Two female mathematics professors at New York City College of Technology (City Tech), are working together to help more young women work in mathematics fields. According to a survey by the American Mathematical Society in 2006, there were 1,245 new U.S. PhD. recipients, and although this was the highest number ever, only 400 were women.
The two professors, Victoria Gitman and Delaram Kahrobaei, say the statistics are not very encouraging, and they want to do something about that. Prior to 1999, they say “there had been a marked increase in female mathematicians.”
They recently won a National Science Foundation grant to sponsor the Second Annual New York Women in Mathematics Network (NYWIMN) Conference on the City Tech campus. The conference will concentrate on interdisciplinary research in logic, group theory and theoretical computer science. They aim to establish informal networks among female mathematicians, providing role models, mentoring relationships and research partnerships.
The next conference includes
- presentations by world renowned women mathematicians
- poster sessions for graduate students and those recently awarded PhDs
- poster sessions for undergraduates
- a panel discussion on success strategies for young women in mathematics
The two women met at The CUNY Graduate Center. Kahrobaei was finishing her PhD and Gitman was midway through hers. Both joined the City Tech mathematics faculty are now teaching and collaborating professionally.
They realized that women often do not get much support in mathematics, whereas they had both benefited greatly from the support of their teachers and colleagues. They decided to help other female mathematicians form professional and social networks that would help them to succeed, and they founded NYWIMN. In 2006, the first NYWIMN conference, attracted 30 students and mathematicians from around the tri-state area.
The women were both drawn to mathematics by their drive to understand how the natural world works. Kahrobaei says she knew since age eight that she wanted to be a mathematician. “I was attracted to mathematics because it offered the possibility of attaining absolute truth. Mathematics, unlike politics and history, is not ruled by opinion; it is unequivocal.”
Gitman took an advanced placement calculus course in high school. She said, “This was when I realized that mathematics is not just about plugging numbers into formulas, but involves fascinating concepts and an unlimited supply of puzzles to solve. I fell in love with mathematics because I always wanted to know why things are as they are, and mathematics was the only subject where I could find answers to my questions by understanding the proofs.”
Each had a teacher as a mentor. For Kahrobaei, it was her aunt, who taught physics in Tehran, Iran, and for Gitman, it was Chang Tao, who taught at New Utrecht High School in Bensonhurst, Brooklyn. Kahrobaei’s all-female high school in Tehran, where she grew up, was also supportive, but her undergraduate environment at Sharif University of Technology “was not very friendly to women studying mathematics; sometimes women who asked questions in the classroom were ignored.”
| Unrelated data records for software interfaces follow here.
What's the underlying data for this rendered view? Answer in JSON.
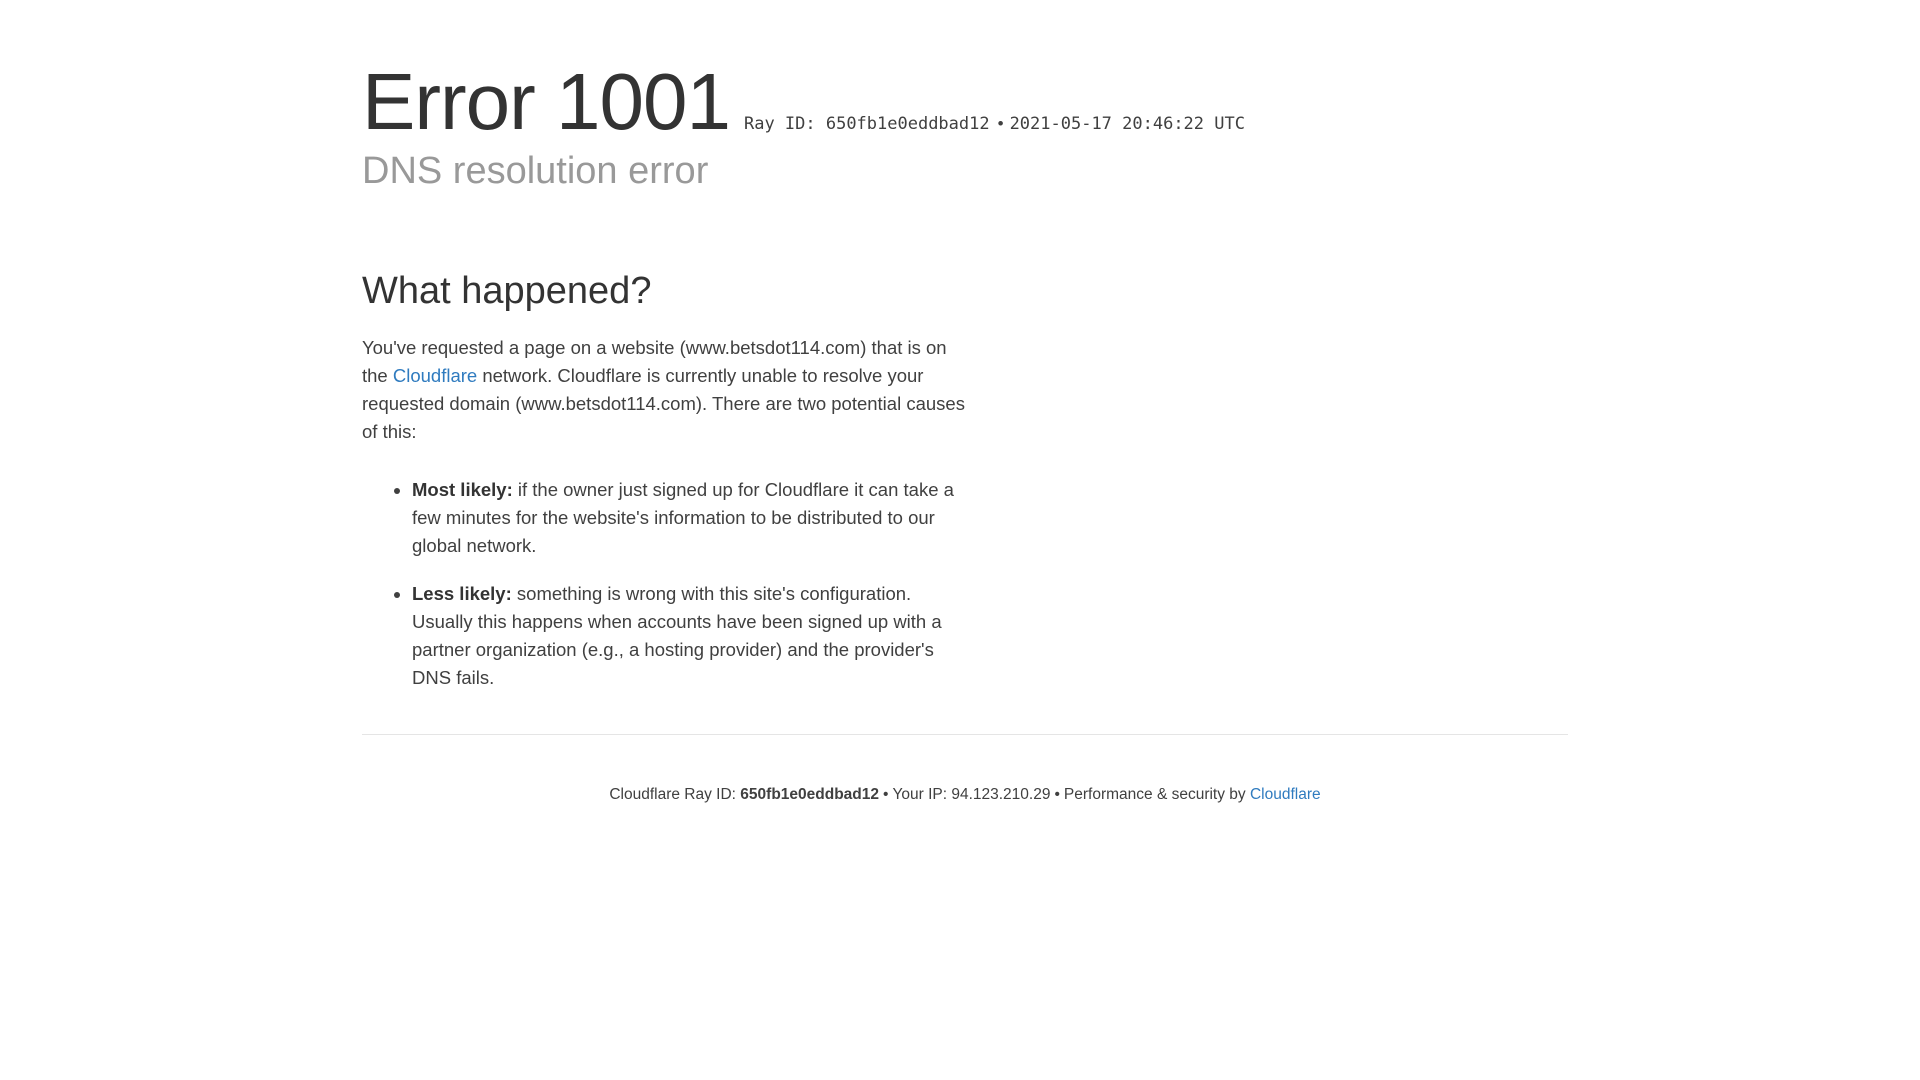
{
  "header": {
    "error_code": "Error 1001",
    "ray_label": "Ray ID: 650fb1e0eddbad12",
    "separator": "•",
    "timestamp": "2021-05-17 20:46:22 UTC",
    "subtitle": "DNS resolution error"
  },
  "what_happened": {
    "title": "What happened?",
    "para_before_link": "You've requested a page on a website (www.betsdot114.com) that is on the ",
    "link_label": "Cloudflare",
    "para_after_link": " network. Cloudflare is currently unable to resolve your requested domain (www.betsdot114.com). There are two potential causes of this:",
    "causes": [
      {
        "label": "Most likely:",
        "text": " if the owner just signed up for Cloudflare it can take a few minutes for the website's information to be distributed to our global network."
      },
      {
        "label": "Less likely:",
        "text": " something is wrong with this site's configuration. Usually this happens when accounts have been signed up with a partner organization (e.g., a hosting provider) and the provider's DNS fails."
      }
    ]
  },
  "footer": {
    "ray_prefix": "Cloudflare Ray ID: ",
    "ray_id": "650fb1e0eddbad12",
    "separator": "•",
    "ip_text": "Your IP: 94.123.210.29",
    "perf_text": "Performance & security by ",
    "link_label": "Cloudflare"
  },
  "colors": {
    "link": "#2f7bbf",
    "heading": "#333333",
    "subtitle": "#999999",
    "body": "#404040",
    "divider": "#e5e5e5"
  }
}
Soon after graduating in Tehran, Kahrobaei moved to the U.S. and earned her master’s degree in mathematics from Claremont College in California, followed by a master’s in computer science from The City College of New York’s School of Engineering.
Gitman came to the U.S. in 1990 at age 10 from Kiev, Ukraine, completing her undergraduate education at Brooklyn College. Her older relatives believed that girls couldn’t do math, but her mother “always believed I could do anything I put my mind to,” she said
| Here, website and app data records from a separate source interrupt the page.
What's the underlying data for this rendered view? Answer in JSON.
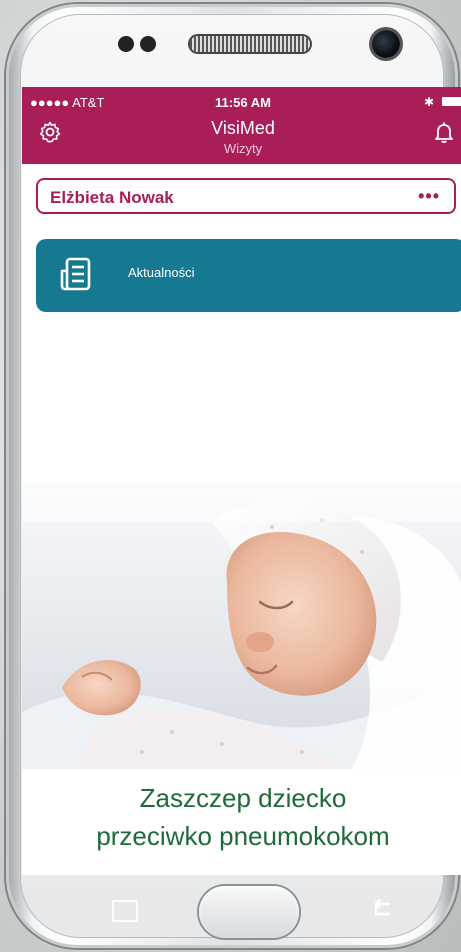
{
  "statusbar": {
    "carrier": "●●●●● AT&T",
    "time": "11:56 AM"
  },
  "header": {
    "title": "VisiMed",
    "subtitle": "Wizyty",
    "left_icon": "gear-icon",
    "right_icon": "bell-icon",
    "color": "#a91e59"
  },
  "user": {
    "name": "Elżbieta Nowak",
    "menu": "•••"
  },
  "news": {
    "label": "Aktualności",
    "icon": "news-icon",
    "color": "#157a91"
  },
  "promo": {
    "line1": "Zaszczep dziecko",
    "line2": "przeciwko pneumokokom",
    "color": "#1f6a3a"
  }
}
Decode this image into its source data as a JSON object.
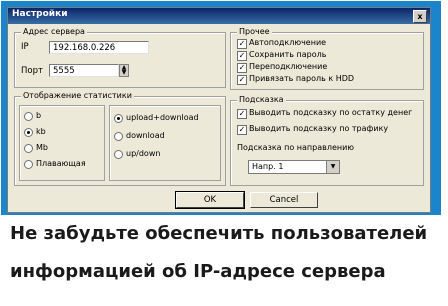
{
  "window": {
    "title": "Настройки",
    "close_label": "x"
  },
  "server_group": {
    "legend": "Адрес сервера",
    "ip_label": "IP",
    "ip_value": "192.168.0.226",
    "port_label": "Порт",
    "port_value": "5555"
  },
  "stats_group": {
    "legend": "Отображение статистики",
    "units": [
      "b",
      "kb",
      "Mb",
      "Плавающая"
    ],
    "units_selected": "kb",
    "direction": [
      "upload+download",
      "download",
      "up/down"
    ],
    "direction_selected": "upload+download"
  },
  "other_group": {
    "legend": "Прочее",
    "options": [
      {
        "label": "Автоподключение",
        "checked": true
      },
      {
        "label": "Сохранить пароль",
        "checked": true
      },
      {
        "label": "Переподключение",
        "checked": true
      },
      {
        "label": "Привязать пароль к HDD",
        "checked": true
      }
    ]
  },
  "hint_group": {
    "legend": "Подсказка",
    "options": [
      {
        "label": "Выводить подсказку по остатку денег",
        "checked": true
      },
      {
        "label": "Выводить подсказку по трафику",
        "checked": true
      }
    ],
    "direction_label": "Подсказка по направлению",
    "direction_value": "Напр. 1"
  },
  "buttons": {
    "ok": "OK",
    "cancel": "Cancel"
  },
  "caption": {
    "line1": "Не забудьте обеспечить пользователей",
    "line2": "информацией об IP-адресе сервера"
  },
  "colors": {
    "frame": "#1a85cb",
    "dialog": "#ece9d8"
  }
}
Kahrobaei cites her advisor Gilbert Baumslag of The CUNY Graduate Center, Ada Peluso, chair of mathematics at Hunter College, and Manhattan College Professor Katalin Bencsath, her “academic sister,” for their support. She is also grateful for the experience of collaborating with distinguished female mathematicians Kiran Bhutani, Goulnara Arzhantseva and Bettina Eick. Gitman relied on the support of her CUNY Graduate Center advisor, Joel Hamkins, whom she describes as “truly amazing,” and “academic brothers” Jonas Reitz and Thomas Johnstone, both of whom now teach at City Tech.
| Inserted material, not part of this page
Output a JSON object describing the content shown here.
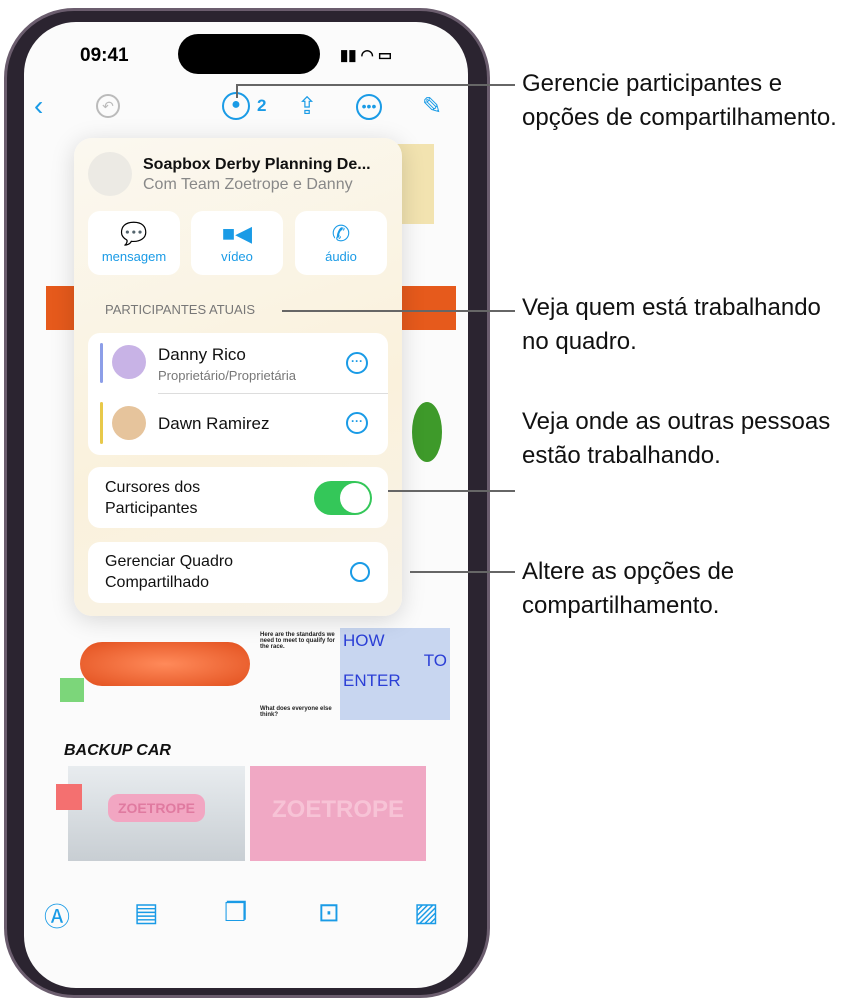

While they work on different problems, Gitman and Kahrobaei combine as proponents of women in mathematics, while pursuing their scientific work, publishing articles and traveling all over the world to lecture and participate in workshops. Gitman’s research investigates the mathematical idea of infinity and Kahrobaei studies mathematical objects known as groups – specifically, their applications in computer science and encrypting information.
The two women understand the value of mentorship, and mentor City Tech students under the Emerging Scholars Program pioneered by Dr. Pamela Brown, dean of the School of Arts & Sciences. The Emerging Scholars Program is designed to train students in research-oriented activities and helps develop long-term relationships with faculty.
Gitman and Kahrobaei continue to help increase the number of women in mathematics. A report at Newswise says “They are currently applying for a second NSF grant to conduct a self-study of the social and academic environment at City Tech and the larger CUNY setting to determine its impact on the participation of women in STEM (Science, Technology, Engineering and Mathematics) disciplines. The outcome of this self-study will be used to introduce improvements geared toward engaging more women in STEM fields.”